Loans, lenders, entrepreneurs, businesses… all of these terms can get a bit overwhelming without a proper introduction. When we created the Kiva API we wanted to choose terminology that was objective and easy to understand from a developer (and sometimes, finance) perspective. This means that the language on the Kiva website may not always match up with the terminology in the API – the Kiva website is a dynamic, evolving user experience but the API should be a consistent tool on which your own dynamic applications can depend.
A loan is the most important data object at Kiva. Most other objects are in some way related to a loan. It makes sense; facilitating loans that change lives is at the heart of Kiva's mission. You've probably seen loans referred to as “businesses” or “entrepreneurs” in other places because of the tight relationship between all these concepts. However, in the API, if you want to show a listing of any of these things in your application you should think about fetching and rendering loan objects.

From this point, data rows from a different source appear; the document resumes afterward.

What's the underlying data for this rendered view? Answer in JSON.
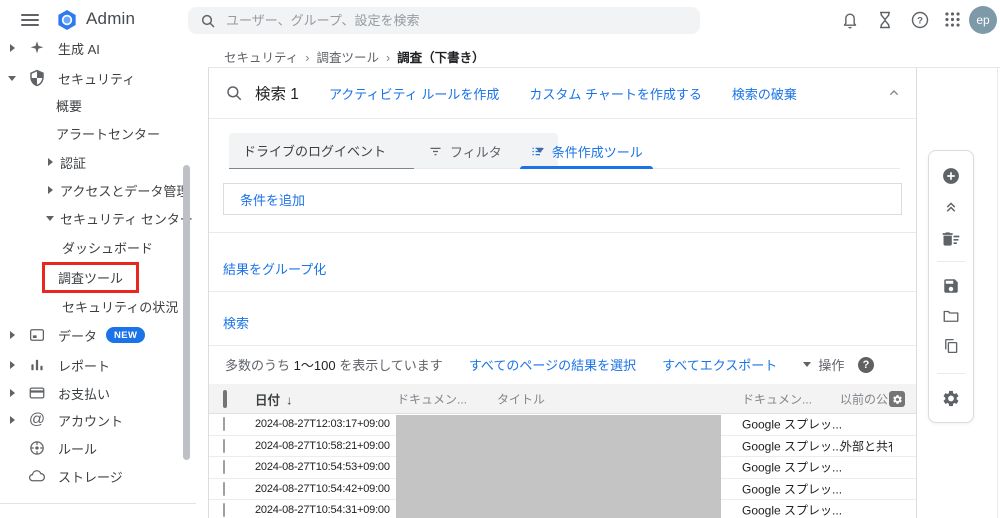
{
  "topbar": {
    "app_title": "Admin",
    "search_placeholder": "ユーザー、グループ、設定を検索",
    "avatar_initials": "ep"
  },
  "breadcrumb": {
    "level1": "セキュリティ",
    "level2": "調査ツール",
    "current": "調査（下書き）"
  },
  "sidebar": {
    "items": [
      {
        "label": "生成 AI"
      },
      {
        "label": "セキュリティ"
      },
      {
        "label": "概要"
      },
      {
        "label": "アラートセンター"
      },
      {
        "label": "認証"
      },
      {
        "label": "アクセスとデータ管理"
      },
      {
        "label": "セキュリティ センター"
      },
      {
        "label": "ダッシュボード"
      },
      {
        "label": "調査ツール"
      },
      {
        "label": "セキュリティの状況"
      },
      {
        "label": "データ",
        "badge": "NEW"
      },
      {
        "label": "レポート"
      },
      {
        "label": "お支払い"
      },
      {
        "label": "アカウント"
      },
      {
        "label": "ルール"
      },
      {
        "label": "ストレージ"
      }
    ]
  },
  "search_panel": {
    "title": "検索 1",
    "action_create_rule": "アクティビティ ルールを作成",
    "action_create_chart": "カスタム チャートを作成する",
    "action_discard": "検索の破棄",
    "data_source": "ドライブのログイベント",
    "tab_filter": "フィルタ",
    "tab_builder": "条件作成ツール",
    "add_condition": "条件を追加",
    "group_results": "結果をグループ化",
    "search_action": "検索"
  },
  "results": {
    "summary_prefix": "多数のうち",
    "summary_range": "1～100",
    "summary_suffix": "を表示しています",
    "select_all_pages": "すべてのページの結果を選択",
    "export_all": "すべてエクスポート",
    "actions_label": "操作",
    "columns": {
      "date": "日付",
      "doc_id": "ドキュメン...",
      "title": "タイトル",
      "doc_type": "ドキュメン...",
      "prior_visibility": "以前の公開"
    },
    "rows": [
      {
        "date": "2024-08-27T12:03:17+09:00",
        "doc_type": "Google スプレッ...",
        "visibility": ""
      },
      {
        "date": "2024-08-27T10:58:21+09:00",
        "doc_type": "Google スプレッ...",
        "visibility": "外部と共有中"
      },
      {
        "date": "2024-08-27T10:54:53+09:00",
        "doc_type": "Google スプレッ...",
        "visibility": ""
      },
      {
        "date": "2024-08-27T10:54:42+09:00",
        "doc_type": "Google スプレッ...",
        "visibility": ""
      },
      {
        "date": "2024-08-27T10:54:31+09:00",
        "doc_type": "Google スプレッ...",
        "visibility": ""
      }
    ]
  },
  "colors": {
    "accent_blue": "#1a73e8",
    "highlight_red": "#e8271e",
    "redaction_gray": "#c4c4c4",
    "avatar_bg": "#7e99a7"
  }
}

For example, from an API perspective, the Lend tab at Kiva.org shows a listing of loans, and the front page of Kiva features a entrepreneur by fetching a loan that is currently fundraising.
A borrower is someone who has requested a loan. We often refer to these individuals as “entrepreneurs” at Kiva because we believe strongly in the entrepreneurial spirit of our borrowers working to make a difference in their lives. A loan may have more than one borrower, and in this case the loan is considered a “group loan.”

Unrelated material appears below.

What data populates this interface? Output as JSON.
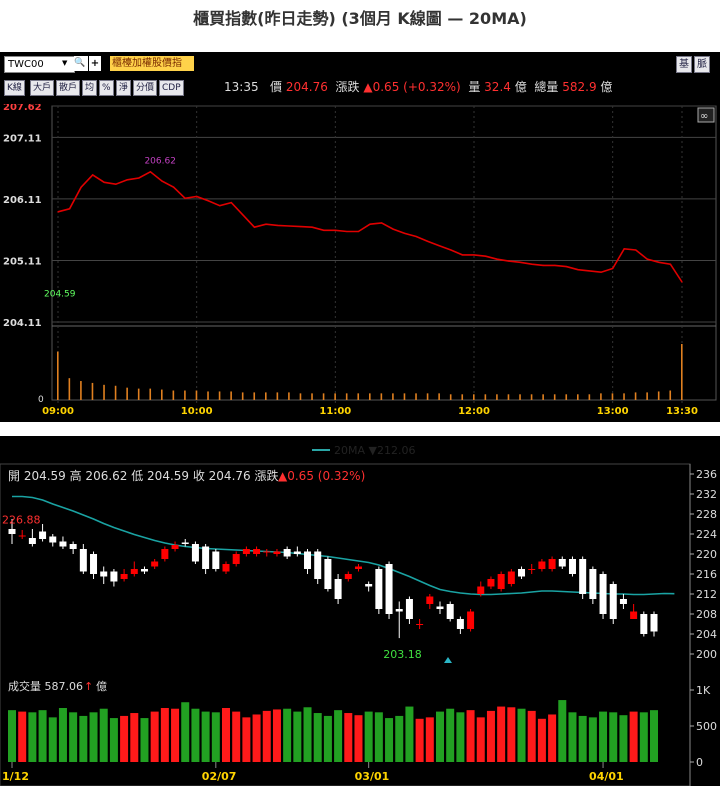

A lender is a user registered on the Kiva website for the purposes of lending money and participating in the community. Most lenders have public profiles, or Lender Pages, on Kiva where they can share a bit about what they do and why they lend. Not all lenders have made loans, and not every lender has opted to display public information. Lenders without public information are referred to as "anonymous" lenders.

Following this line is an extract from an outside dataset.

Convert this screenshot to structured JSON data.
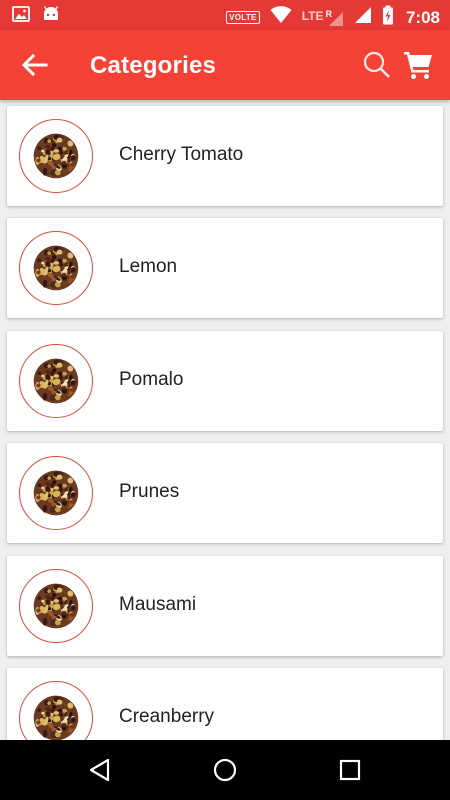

A partner, or Kiva Field Partner, is a microfinance institution with whom we work to find and fund loans. Every loan at Kiva is offered by a partner to a borrower, and the partner works with Kiva to get funding for that loan from lenders. The association of a loan to a partner is very important since the risk associated with a loan correlates closely to the reputation of a partner. This is why every partner has a risk rating.
Every loan has a journal where Kiva or a partner can provide updates about a loan. Each of these updates is called a “journal entry.” Some journal entries have photos or videos associated with them and provide personal updates about a borrower. Others are more informational or automated updates and are classified as “bulk” journal entries. Lenders can post comments on journal entries.
Lenders can coordinate their activity on Kiva through Lending Teams, found on the Kiva community tab. Teams are usually formed around a common interest (sometimes related to lending, sometimes not) or may represent real-world groups outside of Kiva such as a church or a classroom. Currently, most team activity is centered around making loans as every lender can credit a loan to one team every time a loan is made. As such, teams are associated with both loans and lenders. Teams also have profile information, similar to lenders, where they post a team photo and why the team has come together to loan.